What to produce >>
Could you restate all of the records exactly, leaving out the pictures?

── Data excerpts

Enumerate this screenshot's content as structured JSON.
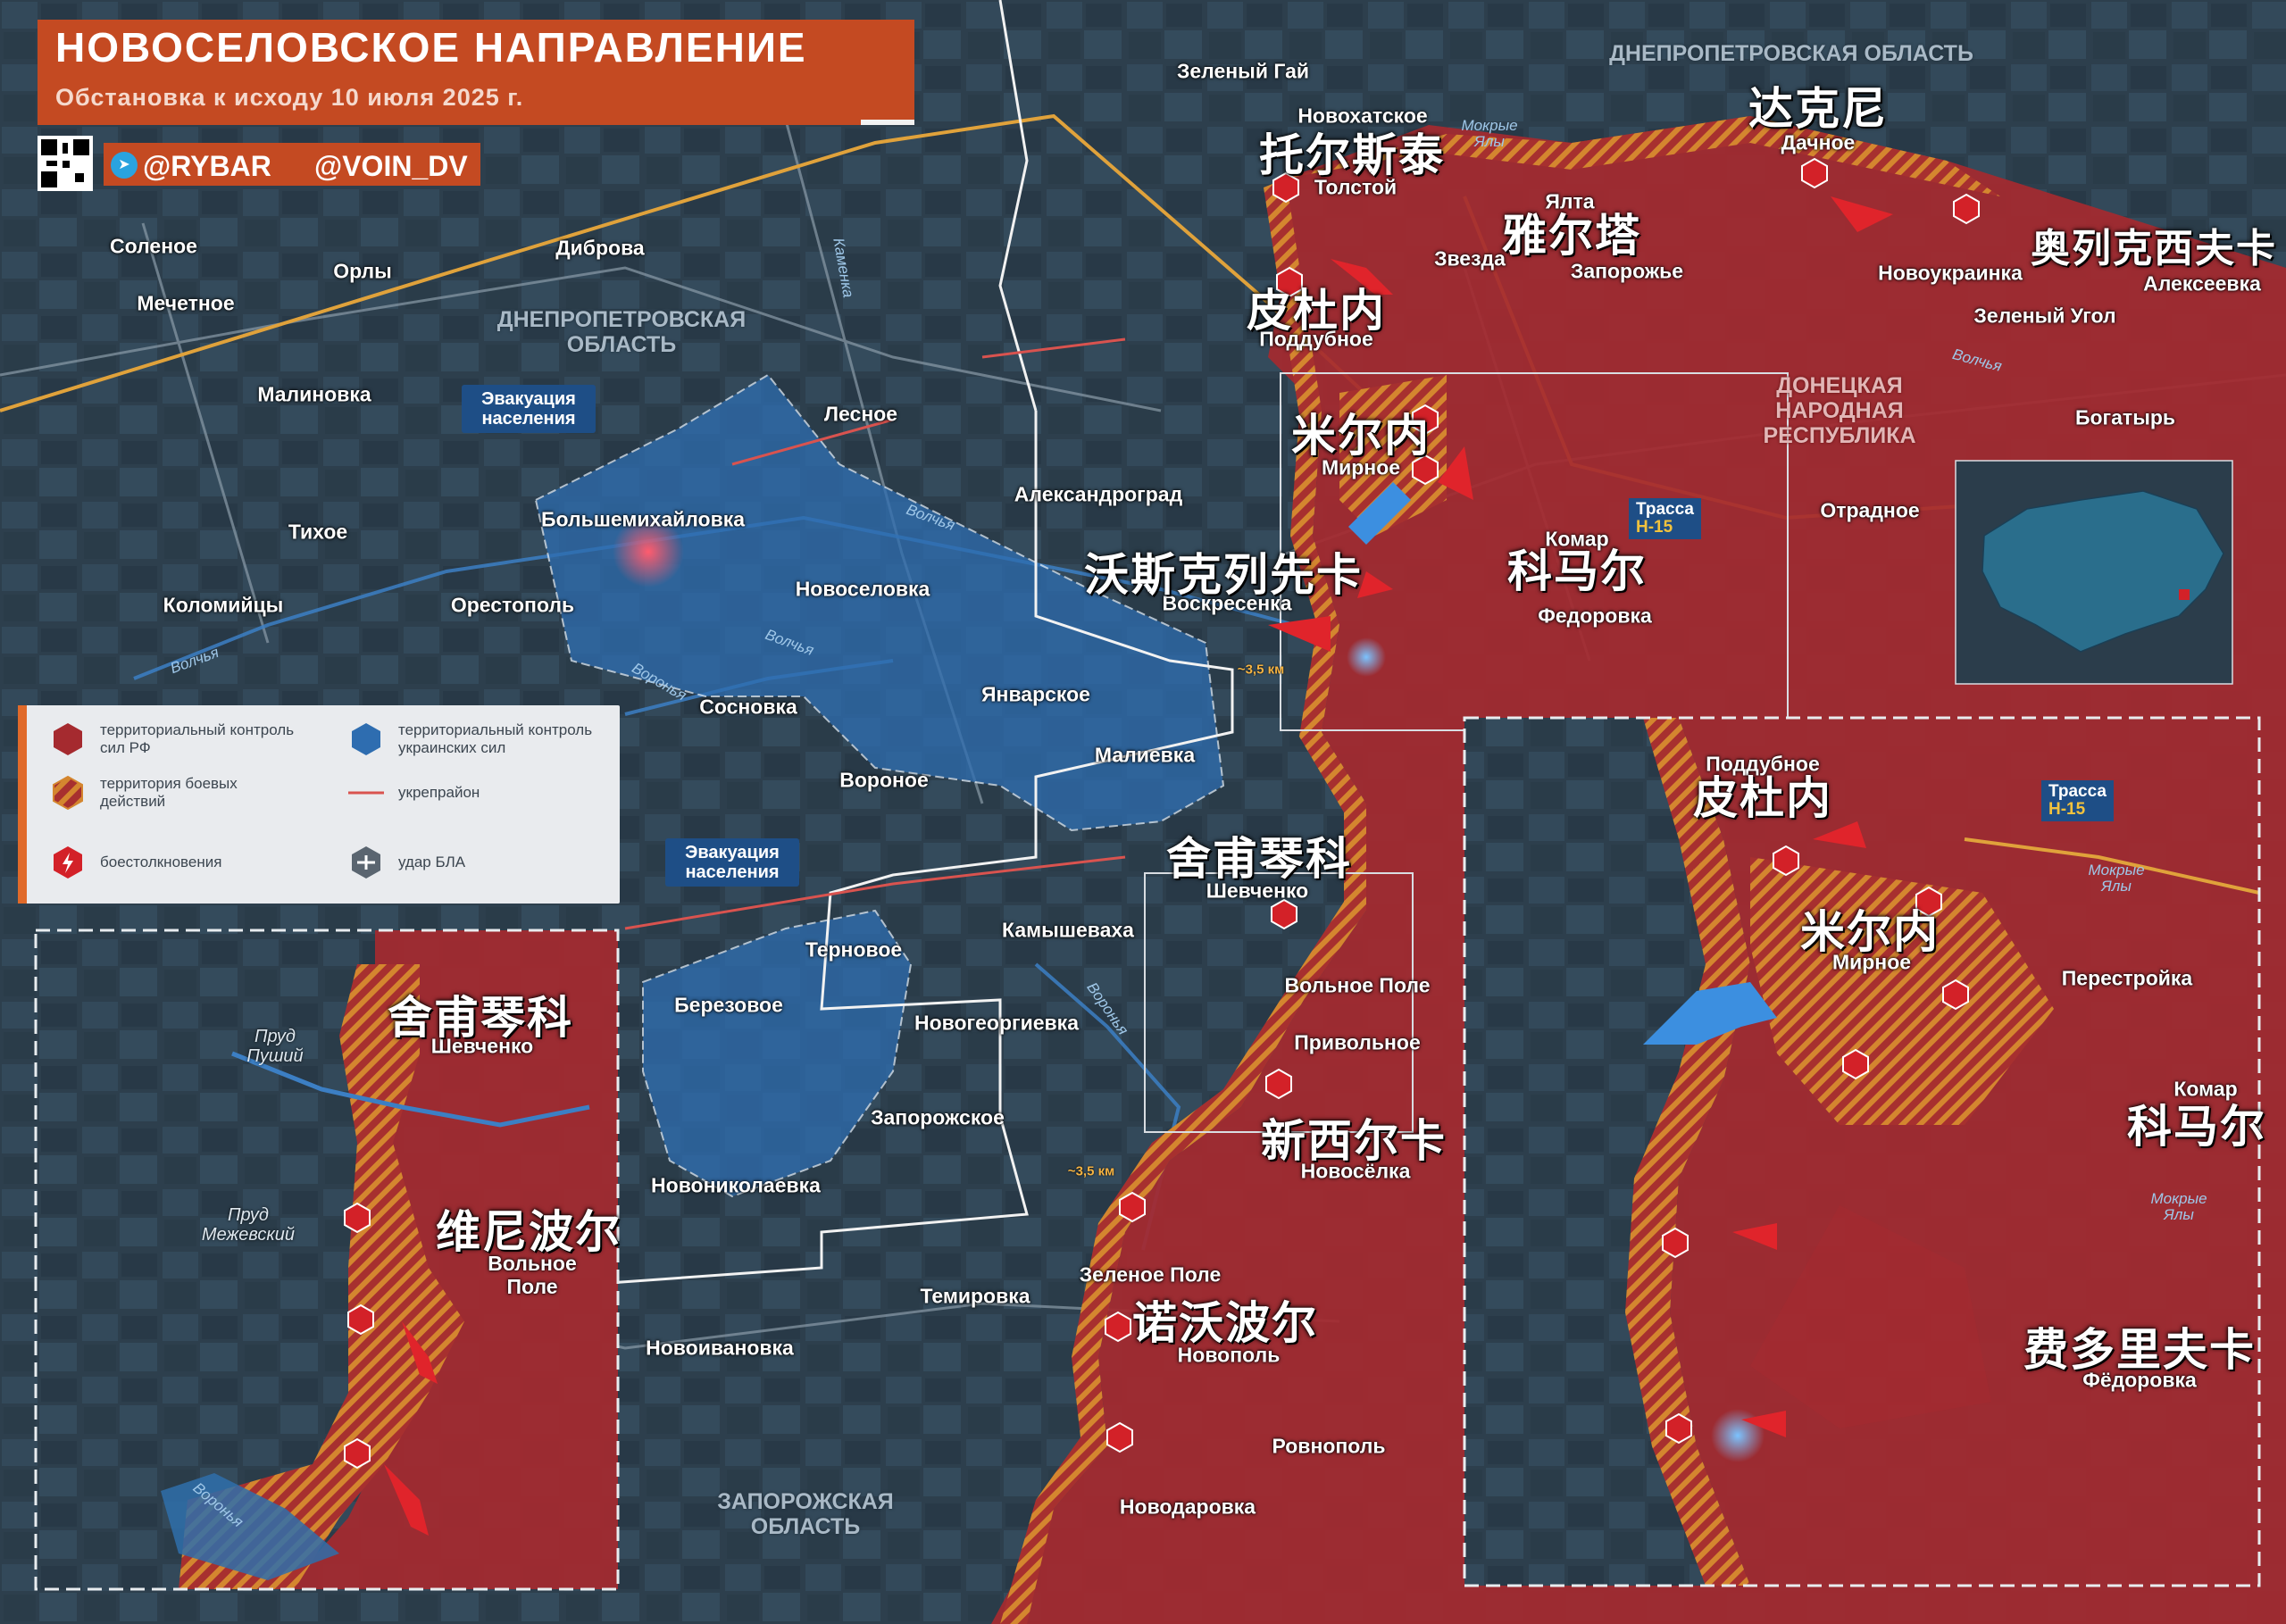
{
  "header": {
    "title": "НОВОСЕЛОВСКОЕ НАПРАВЛЕНИЕ",
    "subtitle": "Обстановка к исходу 10 июля 2025 г.",
    "handle_rybar": "@RYBAR",
    "handle_voin": "@VOIN_DV"
  },
  "colors": {
    "ru_control": "#a52a2f",
    "ua_control": "#2e6db0",
    "combat_zone": "#d4862f",
    "header_orange": "#c44a22",
    "map_background": "#2c3e4c"
  },
  "legend": {
    "ru_control": "территориальный контроль сил РФ",
    "ua_control": "территориальный контроль украинских сил",
    "combat_zone": "территория боевых действий",
    "fortified": "укрепрайон",
    "clashes": "боестолкновения",
    "uav_strike": "удар БЛА",
    "icons": [
      "red-hexagon-icon",
      "blue-hexagon-icon",
      "hatched-hexagon-icon",
      "red-line-icon",
      "clash-icon",
      "drone-strike-icon"
    ]
  },
  "regions": {
    "dnepr_top": "ДНЕПРОПЕТРОВСКАЯ ОБЛАСТЬ",
    "dnepr_mid": "ДНЕПРОПЕТРОВСКАЯ ОБЛАСТЬ",
    "dnr": "ДОНЕЦКАЯ НАРОДНАЯ РЕСПУБЛИКА",
    "zaporozhye": "ЗАПОРОЖСКАЯ ОБЛАСТЬ"
  },
  "evacuation": {
    "label_1": "Эвакуация населения",
    "label_2": "Эвакуация населения"
  },
  "road": {
    "label": "Трасса",
    "code": "Н-15"
  },
  "distance": {
    "d1": "~3,5 км",
    "d2": "~3,5 км"
  },
  "towns": {
    "zeleny_gai": "Зеленый Гай",
    "novokhatskoe": "Новохатское",
    "tolstoy": "Толстой",
    "dachnoe": "Дачное",
    "yalta": "Ялта",
    "zvezda": "Звезда",
    "zaporozhye": "Запорожье",
    "novoukrainka": "Новоукраинка",
    "alekseevka": "Алексеевка",
    "zeleny_ugol": "Зеленый Угол",
    "poddubnoe": "Поддубное",
    "bogatyr": "Богатырь",
    "mirnoe": "Мирное",
    "otradnoe": "Отрадное",
    "komar": "Комар",
    "fedorovka": "Федоровка",
    "voskresenka": "Воскресенка",
    "solenoe": "Соленое",
    "orly": "Орлы",
    "dibrova": "Диброва",
    "mechetnoe": "Мечетное",
    "malinovka": "Малиновка",
    "lesnoe": "Лесное",
    "bolshemikhailovka": "Большемихайловка",
    "aleksandrograd": "Александроград",
    "tikhoe": "Тихое",
    "kolomiytsy": "Коломийцы",
    "orestopol": "Орестополь",
    "novoselovka": "Новоселовка",
    "yanvarskoe": "Январское",
    "sosnovka": "Сосновка",
    "malievka": "Малиевка",
    "voronoe": "Вороное",
    "shevchenko": "Шевченко",
    "ternovoe": "Терновое",
    "kamyshevakha": "Камышеваха",
    "volnoe_pole": "Вольное Поле",
    "berezovoe": "Березовое",
    "novogeorgievka": "Новогеоргиевка",
    "privolnoe": "Привольное",
    "zaporozhskoe": "Запорожское",
    "novoselka": "Новосёлка",
    "novonikolaevka": "Новониколаевка",
    "zelenoe_pole": "Зеленое Поле",
    "temirovka": "Темировка",
    "novoivanovka": "Новоивановка",
    "novopol": "Новополь",
    "rovnopol": "Ровнополь",
    "novodarovka": "Новодаровка"
  },
  "chinese": {
    "tolstoy": "托尔斯泰",
    "dachnoe": "达克尼",
    "yalta": "雅尔塔",
    "novoukrainka": "奥列克西夫卡",
    "poddubnoe": "皮杜内",
    "mirnoe": "米尔内",
    "voskresenka": "沃斯克列先卡",
    "komar": "科马尔",
    "shevchenko": "舍甫琴科",
    "novoselka": "新西尔卡",
    "novopol": "诺沃波尔"
  },
  "rivers": {
    "kamenka": "Каменка",
    "volchya_1": "Волчья",
    "volchya_2": "Волчья",
    "volchya_3": "Волчья",
    "volchya_4": "Волчья",
    "voronaya_1": "Воронья",
    "voronaya_2": "Воронья",
    "mokrye_yaly": "Мокрые Ялы"
  },
  "inset_left": {
    "shevchenko": "Шевченко",
    "shevchenko_cn": "舍甫琴科",
    "volnoe_pole": "Вольное Поле",
    "volnoe_pole_cn": "维尼波尔",
    "prud_pushiy": "Пруд Пуший",
    "prud_mezhevsky": "Пруд Межевский",
    "voronaya": "Воронья"
  },
  "inset_right": {
    "poddubnoe": "Поддубное",
    "poddubnoe_cn": "皮杜内",
    "mirnoe": "Мирное",
    "mirnoe_cn": "米尔内",
    "perestroika": "Перестройка",
    "komar": "Комар",
    "komar_cn": "科马尔",
    "fedorovka": "Фёдоровка",
    "fedorovka_cn": "费多里夫卡",
    "mokrye_yaly_1": "Мокрые Ялы",
    "mokrye_yaly_2": "Мокрые Ялы",
    "road_label": "Трасса",
    "road_code": "Н-15"
  }
}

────

Answer space >>
Enumerate this screenshot's content as structured JSON.
{
  "header": {
    "title": "НОВОСЕЛОВСКОЕ НАПРАВЛЕНИЕ",
    "subtitle": "Обстановка к исходу 10 июля 2025 г.",
    "handle_rybar": "@RYBAR",
    "handle_voin": "@VOIN_DV"
  },
  "colors": {
    "ru_control": "#a52a2f",
    "ua_control": "#2e6db0",
    "combat_zone": "#d4862f",
    "header_orange": "#c44a22",
    "map_background": "#2c3e4c"
  },
  "legend": {
    "ru_control": "территориальный контроль сил РФ",
    "ua_control": "территориальный контроль украинских сил",
    "combat_zone": "территория боевых действий",
    "fortified": "укрепрайон",
    "clashes": "боестолкновения",
    "uav_strike": "удар БЛА",
    "icons": [
      "red-hexagon-icon",
      "blue-hexagon-icon",
      "hatched-hexagon-icon",
      "red-line-icon",
      "clash-icon",
      "drone-strike-icon"
    ]
  },
  "regions": {
    "dnepr_top": "ДНЕПРОПЕТРОВСКАЯ ОБЛАСТЬ",
    "dnepr_mid": "ДНЕПРОПЕТРОВСКАЯ ОБЛАСТЬ",
    "dnr": "ДОНЕЦКАЯ НАРОДНАЯ РЕСПУБЛИКА",
    "zaporozhye": "ЗАПОРОЖСКАЯ ОБЛАСТЬ"
  },
  "evacuation": {
    "label_1": "Эвакуация населения",
    "label_2": "Эвакуация населения"
  },
  "road": {
    "label": "Трасса",
    "code": "Н-15"
  },
  "distance": {
    "d1": "~3,5 км",
    "d2": "~3,5 км"
  },
  "towns": {
    "zeleny_gai": "Зеленый Гай",
    "novokhatskoe": "Новохатское",
    "tolstoy": "Толстой",
    "dachnoe": "Дачное",
    "yalta": "Ялта",
    "zvezda": "Звезда",
    "zaporozhye": "Запорожье",
    "novoukrainka": "Новоукраинка",
    "alekseevka": "Алексеевка",
    "zeleny_ugol": "Зеленый Угол",
    "poddubnoe": "Поддубное",
    "bogatyr": "Богатырь",
    "mirnoe": "Мирное",
    "otradnoe": "Отрадное",
    "komar": "Комар",
    "fedorovka": "Федоровка",
    "voskresenka": "Воскресенка",
    "solenoe": "Соленое",
    "orly": "Орлы",
    "dibrova": "Диброва",
    "mechetnoe": "Мечетное",
    "malinovka": "Малиновка",
    "lesnoe": "Лесное",
    "bolshemikhailovka": "Большемихайловка",
    "aleksandrograd": "Александроград",
    "tikhoe": "Тихое",
    "kolomiytsy": "Коломийцы",
    "orestopol": "Орестополь",
    "novoselovka": "Новоселовка",
    "yanvarskoe": "Январское",
    "sosnovka": "Сосновка",
    "malievka": "Малиевка",
    "voronoe": "Вороное",
    "shevchenko": "Шевченко",
    "ternovoe": "Терновое",
    "kamyshevakha": "Камышеваха",
    "volnoe_pole": "Вольное Поле",
    "berezovoe": "Березовое",
    "novogeorgievka": "Новогеоргиевка",
    "privolnoe": "Привольное",
    "zaporozhskoe": "Запорожское",
    "novoselka": "Новосёлка",
    "novonikolaevka": "Новониколаевка",
    "zelenoe_pole": "Зеленое Поле",
    "temirovka": "Темировка",
    "novoivanovka": "Новоивановка",
    "novopol": "Новополь",
    "rovnopol": "Ровнополь",
    "novodarovka": "Новодаровка"
  },
  "chinese": {
    "tolstoy": "托尔斯泰",
    "dachnoe": "达克尼",
    "yalta": "雅尔塔",
    "novoukrainka": "奥列克西夫卡",
    "poddubnoe": "皮杜内",
    "mirnoe": "米尔内",
    "voskresenka": "沃斯克列先卡",
    "komar": "科马尔",
    "shevchenko": "舍甫琴科",
    "novoselka": "新西尔卡",
    "novopol": "诺沃波尔"
  },
  "rivers": {
    "kamenka": "Каменка",
    "volchya_1": "Волчья",
    "volchya_2": "Волчья",
    "volchya_3": "Волчья",
    "volchya_4": "Волчья",
    "voronaya_1": "Воронья",
    "voronaya_2": "Воронья",
    "mokrye_yaly": "Мокрые Ялы"
  },
  "inset_left": {
    "shevchenko": "Шевченко",
    "shevchenko_cn": "舍甫琴科",
    "volnoe_pole": "Вольное Поле",
    "volnoe_pole_cn": "维尼波尔",
    "prud_pushiy": "Пруд Пуший",
    "prud_mezhevsky": "Пруд Межевский",
    "voronaya": "Воронья"
  },
  "inset_right": {
    "poddubnoe": "Поддубное",
    "poddubnoe_cn": "皮杜内",
    "mirnoe": "Мирное",
    "mirnoe_cn": "米尔内",
    "perestroika": "Перестройка",
    "komar": "Комар",
    "komar_cn": "科马尔",
    "fedorovka": "Фёдоровка",
    "fedorovka_cn": "费多里夫卡",
    "mokrye_yaly_1": "Мокрые Ялы",
    "mokrye_yaly_2": "Мокрые Ялы",
    "road_label": "Трасса",
    "road_code": "Н-15"
  }
}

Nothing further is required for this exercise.